Francisco Pizarro
Francisco Pizarro.
From an old print.

There lived, however, in Panama a man well able to weigh the truth of the reports which had been circulated concerning the richness of the countries bathed by the Pacific; this man was Francisco Pizarro, who had accompanied Muñez de Balboa to the southern sea, and who now associated with himself two other adventurers, Diego de Almagro and Ferdinand de Luque. A few words must be said about the chiefs of the enterprise. Francisco Pizarro, born near Truxillo between the years 1471 and 1478, was the natural son of a certain Captain Gonzalo Pizarro, who had taught the boy nothing but to take care of pigs; he was soon tired of this occupation, and took advantage of his having allowed one of the animals who were in his charge to stray, not to return to the paternal roof, where he was accustomed to be cruelly beaten for the smallest peccadillo. The young Pizarro enlisted, and after passing some years amidst the Italian wars, he followed Christopher Columbus to Hispaniola in 1510. He served there with distinction, and also in Cuba; afterwards he accompanied Hojeda to Darien, discovered, as has been already mentioned, the Pacific, with Balboa, and after the execution of the latter, he assisted Pedrarias Davila, whose favourite he had become, in the conquest of all the country known as Castille d'Or.

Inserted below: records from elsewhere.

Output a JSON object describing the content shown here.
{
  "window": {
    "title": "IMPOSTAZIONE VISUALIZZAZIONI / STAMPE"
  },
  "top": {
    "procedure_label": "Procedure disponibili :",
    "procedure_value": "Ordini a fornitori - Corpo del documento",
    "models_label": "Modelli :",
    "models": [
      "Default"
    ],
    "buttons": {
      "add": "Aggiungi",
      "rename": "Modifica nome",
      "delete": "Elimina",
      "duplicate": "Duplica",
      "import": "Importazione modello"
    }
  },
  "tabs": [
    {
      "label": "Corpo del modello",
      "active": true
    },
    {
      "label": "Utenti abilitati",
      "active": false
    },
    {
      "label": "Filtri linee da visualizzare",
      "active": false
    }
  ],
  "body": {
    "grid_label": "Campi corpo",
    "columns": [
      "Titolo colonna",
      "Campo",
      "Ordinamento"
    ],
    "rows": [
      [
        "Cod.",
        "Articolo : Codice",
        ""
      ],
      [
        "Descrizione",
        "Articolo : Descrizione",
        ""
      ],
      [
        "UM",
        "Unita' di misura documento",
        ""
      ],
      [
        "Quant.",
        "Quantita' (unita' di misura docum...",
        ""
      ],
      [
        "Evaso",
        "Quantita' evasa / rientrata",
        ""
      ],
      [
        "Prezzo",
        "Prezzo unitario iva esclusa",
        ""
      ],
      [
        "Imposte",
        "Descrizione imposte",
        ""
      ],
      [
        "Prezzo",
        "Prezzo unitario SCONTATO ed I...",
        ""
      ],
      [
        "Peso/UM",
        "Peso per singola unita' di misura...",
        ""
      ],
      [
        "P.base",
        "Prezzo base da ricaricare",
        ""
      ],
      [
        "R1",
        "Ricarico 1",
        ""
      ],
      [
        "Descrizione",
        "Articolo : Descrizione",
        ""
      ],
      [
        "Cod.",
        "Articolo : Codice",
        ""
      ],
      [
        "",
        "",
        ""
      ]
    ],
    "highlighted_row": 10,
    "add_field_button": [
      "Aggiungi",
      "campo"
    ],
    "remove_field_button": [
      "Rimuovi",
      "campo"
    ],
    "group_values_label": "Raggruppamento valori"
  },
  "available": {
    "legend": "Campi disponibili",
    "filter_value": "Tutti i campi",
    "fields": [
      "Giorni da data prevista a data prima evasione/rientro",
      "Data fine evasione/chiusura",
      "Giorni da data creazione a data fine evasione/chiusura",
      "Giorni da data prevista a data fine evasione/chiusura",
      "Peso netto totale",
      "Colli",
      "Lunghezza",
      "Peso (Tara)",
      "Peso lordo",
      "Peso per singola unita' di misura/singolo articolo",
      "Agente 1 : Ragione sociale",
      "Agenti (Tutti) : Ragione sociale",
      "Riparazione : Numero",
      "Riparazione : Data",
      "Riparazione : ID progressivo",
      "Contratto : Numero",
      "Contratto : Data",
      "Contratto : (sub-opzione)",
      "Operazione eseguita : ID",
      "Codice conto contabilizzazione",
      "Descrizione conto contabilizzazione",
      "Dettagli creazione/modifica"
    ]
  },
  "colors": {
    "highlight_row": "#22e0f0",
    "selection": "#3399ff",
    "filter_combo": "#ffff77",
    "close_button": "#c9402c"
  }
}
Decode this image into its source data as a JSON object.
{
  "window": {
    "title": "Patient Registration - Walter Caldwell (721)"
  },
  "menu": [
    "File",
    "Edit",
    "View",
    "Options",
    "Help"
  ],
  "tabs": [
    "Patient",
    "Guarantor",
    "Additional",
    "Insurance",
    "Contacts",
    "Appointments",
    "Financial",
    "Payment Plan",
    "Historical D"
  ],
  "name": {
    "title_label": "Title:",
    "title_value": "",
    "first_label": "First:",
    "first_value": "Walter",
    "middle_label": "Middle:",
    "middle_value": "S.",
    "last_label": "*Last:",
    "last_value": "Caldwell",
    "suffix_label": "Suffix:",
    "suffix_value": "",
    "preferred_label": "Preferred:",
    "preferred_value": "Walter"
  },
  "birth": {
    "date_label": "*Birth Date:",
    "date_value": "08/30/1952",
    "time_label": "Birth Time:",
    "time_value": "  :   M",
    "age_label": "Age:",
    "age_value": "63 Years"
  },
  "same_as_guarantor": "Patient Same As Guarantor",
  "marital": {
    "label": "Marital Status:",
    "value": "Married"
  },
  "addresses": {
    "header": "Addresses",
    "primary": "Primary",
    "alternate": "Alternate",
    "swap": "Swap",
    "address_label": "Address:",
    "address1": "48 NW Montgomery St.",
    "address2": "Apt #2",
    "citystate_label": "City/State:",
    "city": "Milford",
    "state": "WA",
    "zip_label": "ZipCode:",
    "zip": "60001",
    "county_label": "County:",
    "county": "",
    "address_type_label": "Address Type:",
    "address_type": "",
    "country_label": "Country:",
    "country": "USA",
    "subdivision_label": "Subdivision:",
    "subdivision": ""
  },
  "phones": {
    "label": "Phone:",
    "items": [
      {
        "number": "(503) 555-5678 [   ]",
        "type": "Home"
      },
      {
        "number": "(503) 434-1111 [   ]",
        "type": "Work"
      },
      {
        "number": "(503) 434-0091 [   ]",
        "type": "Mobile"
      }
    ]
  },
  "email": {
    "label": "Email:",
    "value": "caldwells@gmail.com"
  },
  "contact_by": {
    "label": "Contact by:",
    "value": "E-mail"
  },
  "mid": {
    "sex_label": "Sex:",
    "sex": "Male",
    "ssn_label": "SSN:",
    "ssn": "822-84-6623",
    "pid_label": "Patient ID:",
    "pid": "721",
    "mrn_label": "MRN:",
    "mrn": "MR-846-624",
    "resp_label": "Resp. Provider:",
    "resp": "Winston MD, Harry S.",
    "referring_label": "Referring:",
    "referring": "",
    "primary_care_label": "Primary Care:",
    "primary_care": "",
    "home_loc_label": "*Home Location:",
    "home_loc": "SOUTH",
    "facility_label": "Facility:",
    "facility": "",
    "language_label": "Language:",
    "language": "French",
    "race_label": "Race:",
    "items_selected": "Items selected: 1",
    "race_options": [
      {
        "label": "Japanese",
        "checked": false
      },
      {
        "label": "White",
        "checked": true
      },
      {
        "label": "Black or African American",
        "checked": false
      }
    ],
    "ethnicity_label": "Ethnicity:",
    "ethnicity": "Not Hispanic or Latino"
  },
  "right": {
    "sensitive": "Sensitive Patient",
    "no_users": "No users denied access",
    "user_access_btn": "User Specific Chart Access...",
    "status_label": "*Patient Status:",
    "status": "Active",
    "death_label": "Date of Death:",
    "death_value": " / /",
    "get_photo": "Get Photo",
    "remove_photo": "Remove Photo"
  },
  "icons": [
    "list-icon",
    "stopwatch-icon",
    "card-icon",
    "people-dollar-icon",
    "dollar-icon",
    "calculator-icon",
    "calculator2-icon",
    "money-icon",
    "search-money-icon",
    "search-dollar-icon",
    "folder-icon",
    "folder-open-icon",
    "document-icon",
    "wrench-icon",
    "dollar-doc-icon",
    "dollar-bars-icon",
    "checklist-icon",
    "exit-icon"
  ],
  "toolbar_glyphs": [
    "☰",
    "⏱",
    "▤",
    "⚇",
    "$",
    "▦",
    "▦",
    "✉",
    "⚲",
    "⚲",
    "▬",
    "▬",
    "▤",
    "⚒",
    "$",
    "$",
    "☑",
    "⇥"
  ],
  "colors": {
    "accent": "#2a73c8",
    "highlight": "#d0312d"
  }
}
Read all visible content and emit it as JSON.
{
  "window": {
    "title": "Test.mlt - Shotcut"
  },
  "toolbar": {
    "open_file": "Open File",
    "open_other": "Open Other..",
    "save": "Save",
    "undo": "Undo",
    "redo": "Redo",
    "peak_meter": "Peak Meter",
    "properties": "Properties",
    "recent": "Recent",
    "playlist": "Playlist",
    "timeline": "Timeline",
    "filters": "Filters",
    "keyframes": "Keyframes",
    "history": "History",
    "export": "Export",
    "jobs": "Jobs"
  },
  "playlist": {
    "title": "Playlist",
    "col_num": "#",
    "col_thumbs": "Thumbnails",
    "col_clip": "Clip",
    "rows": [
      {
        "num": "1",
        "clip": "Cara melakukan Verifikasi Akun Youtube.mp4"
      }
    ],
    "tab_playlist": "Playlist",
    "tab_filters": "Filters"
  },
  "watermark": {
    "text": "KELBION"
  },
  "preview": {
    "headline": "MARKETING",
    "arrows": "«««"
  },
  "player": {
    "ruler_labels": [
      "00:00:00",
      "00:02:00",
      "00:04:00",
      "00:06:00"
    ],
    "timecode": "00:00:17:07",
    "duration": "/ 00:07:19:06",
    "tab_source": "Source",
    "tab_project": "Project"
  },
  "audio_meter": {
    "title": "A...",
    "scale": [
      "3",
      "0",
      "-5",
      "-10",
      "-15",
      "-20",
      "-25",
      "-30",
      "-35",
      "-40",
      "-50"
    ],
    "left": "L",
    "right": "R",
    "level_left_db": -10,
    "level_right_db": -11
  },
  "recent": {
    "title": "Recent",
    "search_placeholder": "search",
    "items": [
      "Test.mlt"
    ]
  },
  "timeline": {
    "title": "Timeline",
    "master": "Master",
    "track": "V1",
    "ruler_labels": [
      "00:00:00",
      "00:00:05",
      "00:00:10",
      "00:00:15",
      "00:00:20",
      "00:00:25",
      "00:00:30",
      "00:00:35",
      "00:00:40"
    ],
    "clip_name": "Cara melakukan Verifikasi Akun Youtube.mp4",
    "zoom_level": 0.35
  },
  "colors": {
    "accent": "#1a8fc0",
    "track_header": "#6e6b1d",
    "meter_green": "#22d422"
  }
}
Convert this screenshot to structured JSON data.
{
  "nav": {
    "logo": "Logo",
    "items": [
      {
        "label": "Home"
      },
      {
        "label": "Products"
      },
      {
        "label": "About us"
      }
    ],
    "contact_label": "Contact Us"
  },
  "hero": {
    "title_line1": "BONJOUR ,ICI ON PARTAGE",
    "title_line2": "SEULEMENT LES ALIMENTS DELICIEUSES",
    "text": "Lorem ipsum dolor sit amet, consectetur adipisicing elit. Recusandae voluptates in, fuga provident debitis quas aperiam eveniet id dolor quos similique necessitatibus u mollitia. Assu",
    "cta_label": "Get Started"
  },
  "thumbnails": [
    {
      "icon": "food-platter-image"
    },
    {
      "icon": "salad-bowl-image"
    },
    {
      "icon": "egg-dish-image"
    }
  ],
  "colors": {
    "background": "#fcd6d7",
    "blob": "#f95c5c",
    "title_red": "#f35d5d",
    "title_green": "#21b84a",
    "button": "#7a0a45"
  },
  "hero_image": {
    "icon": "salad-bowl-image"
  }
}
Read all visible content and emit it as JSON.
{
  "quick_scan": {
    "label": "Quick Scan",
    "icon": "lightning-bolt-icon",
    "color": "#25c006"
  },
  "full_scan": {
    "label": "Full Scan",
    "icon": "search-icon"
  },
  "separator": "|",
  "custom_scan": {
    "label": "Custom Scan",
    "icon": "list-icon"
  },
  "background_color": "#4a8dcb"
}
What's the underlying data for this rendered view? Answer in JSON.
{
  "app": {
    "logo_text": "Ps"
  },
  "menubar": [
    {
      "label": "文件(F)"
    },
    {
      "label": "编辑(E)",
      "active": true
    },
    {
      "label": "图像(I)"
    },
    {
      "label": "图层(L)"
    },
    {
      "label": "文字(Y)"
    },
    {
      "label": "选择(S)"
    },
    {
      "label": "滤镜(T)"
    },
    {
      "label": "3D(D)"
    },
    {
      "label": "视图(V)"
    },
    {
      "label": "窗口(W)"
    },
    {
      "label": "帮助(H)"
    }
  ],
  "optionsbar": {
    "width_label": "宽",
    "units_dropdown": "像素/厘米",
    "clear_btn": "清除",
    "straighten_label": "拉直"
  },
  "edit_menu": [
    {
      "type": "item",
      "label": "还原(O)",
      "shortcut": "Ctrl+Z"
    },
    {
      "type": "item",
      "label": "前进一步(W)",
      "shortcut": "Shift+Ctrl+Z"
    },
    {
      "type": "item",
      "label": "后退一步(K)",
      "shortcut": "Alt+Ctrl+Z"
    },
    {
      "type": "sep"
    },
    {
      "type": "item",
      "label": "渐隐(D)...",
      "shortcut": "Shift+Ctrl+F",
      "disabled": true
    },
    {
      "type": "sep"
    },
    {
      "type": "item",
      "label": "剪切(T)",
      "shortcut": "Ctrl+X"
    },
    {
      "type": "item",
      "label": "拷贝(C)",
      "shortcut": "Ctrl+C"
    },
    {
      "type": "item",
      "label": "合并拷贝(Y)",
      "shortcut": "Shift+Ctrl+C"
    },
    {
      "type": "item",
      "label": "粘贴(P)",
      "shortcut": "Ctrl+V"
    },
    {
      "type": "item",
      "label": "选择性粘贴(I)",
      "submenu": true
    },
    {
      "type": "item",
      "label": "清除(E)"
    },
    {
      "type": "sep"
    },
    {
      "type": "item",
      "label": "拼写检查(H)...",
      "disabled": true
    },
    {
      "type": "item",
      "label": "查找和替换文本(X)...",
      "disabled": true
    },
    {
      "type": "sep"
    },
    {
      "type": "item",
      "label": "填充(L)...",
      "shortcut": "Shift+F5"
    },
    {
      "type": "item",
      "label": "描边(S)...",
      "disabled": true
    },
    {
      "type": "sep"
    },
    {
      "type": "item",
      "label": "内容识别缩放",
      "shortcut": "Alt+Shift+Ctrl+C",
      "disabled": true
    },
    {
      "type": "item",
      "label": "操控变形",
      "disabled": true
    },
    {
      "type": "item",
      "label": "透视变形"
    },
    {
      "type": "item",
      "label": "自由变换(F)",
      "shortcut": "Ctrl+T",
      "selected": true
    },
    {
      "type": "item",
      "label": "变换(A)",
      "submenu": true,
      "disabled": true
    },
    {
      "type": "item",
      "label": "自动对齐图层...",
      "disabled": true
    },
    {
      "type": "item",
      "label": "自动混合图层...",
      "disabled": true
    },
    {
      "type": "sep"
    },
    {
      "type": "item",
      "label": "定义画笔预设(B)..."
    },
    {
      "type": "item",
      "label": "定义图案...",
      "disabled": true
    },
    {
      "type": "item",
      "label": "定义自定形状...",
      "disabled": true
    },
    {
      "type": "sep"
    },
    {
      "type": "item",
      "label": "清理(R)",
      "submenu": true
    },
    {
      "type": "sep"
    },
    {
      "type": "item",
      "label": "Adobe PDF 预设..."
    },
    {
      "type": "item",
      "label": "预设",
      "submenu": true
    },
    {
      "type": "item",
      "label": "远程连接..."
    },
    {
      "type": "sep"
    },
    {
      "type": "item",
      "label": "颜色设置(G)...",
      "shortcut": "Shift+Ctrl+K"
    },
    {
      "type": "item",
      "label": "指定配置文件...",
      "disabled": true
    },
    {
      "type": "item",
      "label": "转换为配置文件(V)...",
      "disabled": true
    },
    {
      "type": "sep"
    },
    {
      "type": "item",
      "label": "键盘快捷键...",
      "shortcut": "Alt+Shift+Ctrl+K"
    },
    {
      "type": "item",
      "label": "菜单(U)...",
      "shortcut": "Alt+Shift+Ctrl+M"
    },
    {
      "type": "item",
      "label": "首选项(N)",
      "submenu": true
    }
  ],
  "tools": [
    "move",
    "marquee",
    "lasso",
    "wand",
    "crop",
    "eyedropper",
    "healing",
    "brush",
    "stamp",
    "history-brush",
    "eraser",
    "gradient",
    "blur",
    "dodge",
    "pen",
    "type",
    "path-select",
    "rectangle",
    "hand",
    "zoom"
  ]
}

While Pizarro was an illegitimate child, Diego de Almagro was a foundling, picked up according to some in 1475 at Aldea del Rey, but according to others at Almagro, from which circumstance, as they maintain, he derived his name. He was educated in the midst of soldiers, and while still young went to America, where he had succeeded in amassing a small fortune.

Ferdinand de Luque was a rich ecclesiastic of Tobago, who exercised the calling of a schoolmaster at Panama. The youngest of these adventurers was by this time more than fifty years of age, and Garcilasso de la Vega relates that upon their project being known, they became the objects of general derision; Ferdinand de Luque was the most laughed at, and was called by no other name than Hernando el Loco, Ferdinand the Fool. The terms of partnership were soon agreed upon between these three men, of whom two at least were without fear, if they were not all three without reproach. Luque furnished money needed for the armament of the vessels and the pay of the soldiers, and Almagro bore an equal part in the expense, but Pizarro, who possessed nothing but his sword, was to pay his contribution in another manner. It was he who took the command of the first attempt, upon which we shall dwell in some detail, because it was then that the perseverance and inflexible obstinacy of the "conquistador" first came fully into sight.